Scenario / Questions

I’m trying to employ the following Ansible script (part of a playbook) to run unicorn via systemd for a rails app on EC2 (micro) instance:

---

- name: restart unicorn
  command: psql -h {{ db_host }} -U {{ db_user }} -d {{ db }} -c "SELECT true FROM pg_tables WHERE tablename = 'order_cycles';"
  register: table_exists
  ignore_errors: yes
  sudo: yes
  sudo_user: "{{ unicorn_user }}"
  notify: restart unicorn step 2

#TODO make sure both of these things run as one handler.
- name: restart unicorn step 2
  service:
    name: unicorn_{{ app }}
    state: restarted
  when: table_exists.stderr.find('does not exist') == -1
  # If unicorn isn't actually started yet we probably need this:
  notify: start unicorn

- name: start unicorn
  service:
    name: unicorn_{{ app }}
    state: started

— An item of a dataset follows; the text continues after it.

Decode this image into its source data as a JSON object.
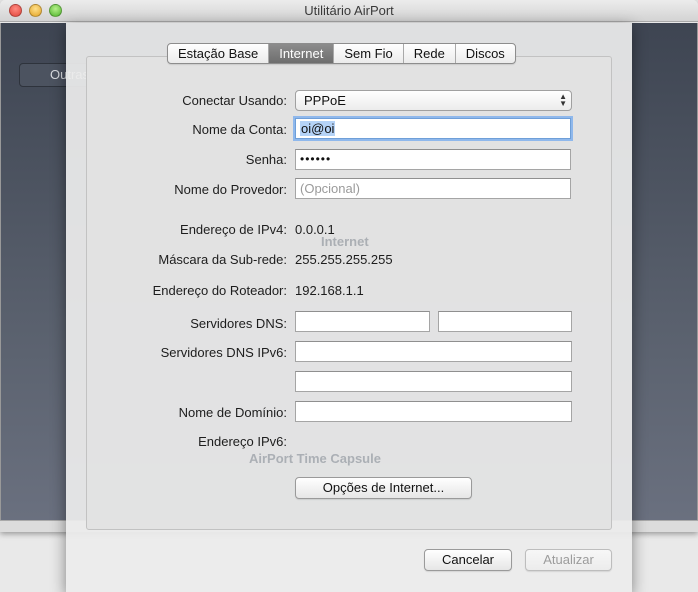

The user configured in the playbook is ubuntu, the default (EC2) user and I’m hitting an Interactive authentication required error there, so I’m just trying to troubleshoot directly in the command line of the deploy-to server and have come upon this roadblock.

I can run it as sudo:

$ sudo systemctl start unicorn_myapp.service

Either directly via the server’s command line, or by using Ansible’s raw method, which succeeds.

But then the rails server, being run by user ubuntu can’t access it (at least that’s an avenue I’m exploring for cause of .sock failed (111: Connection refused error).

If I run it without sudo, a password is requested, but as far as I can tell, EC2 ubuntu user runs without a password.

I know that a workaround might be to create a new user with password and run rails and systemctl/unicorn as that user, but I don’t think that’s the actual answer to this problem, even more so since the playbook’s developer recently removed the user_password from the playbook altogether for security reasons.

If I can figure out how to run systemd as a non-root user at all, maybe I can figure out how to make Ansible succeed at it.

Of course it’s also not unlikely that I’m approaching it from the wrong angle in the first place, as I’m fairly new to pretty much everything this scenario involves.

Find below all possible solutions or suggestions for the above questions..

Suggestion: 1

If you have global sudo, add become: no to the two tasks that do not require sudo privs.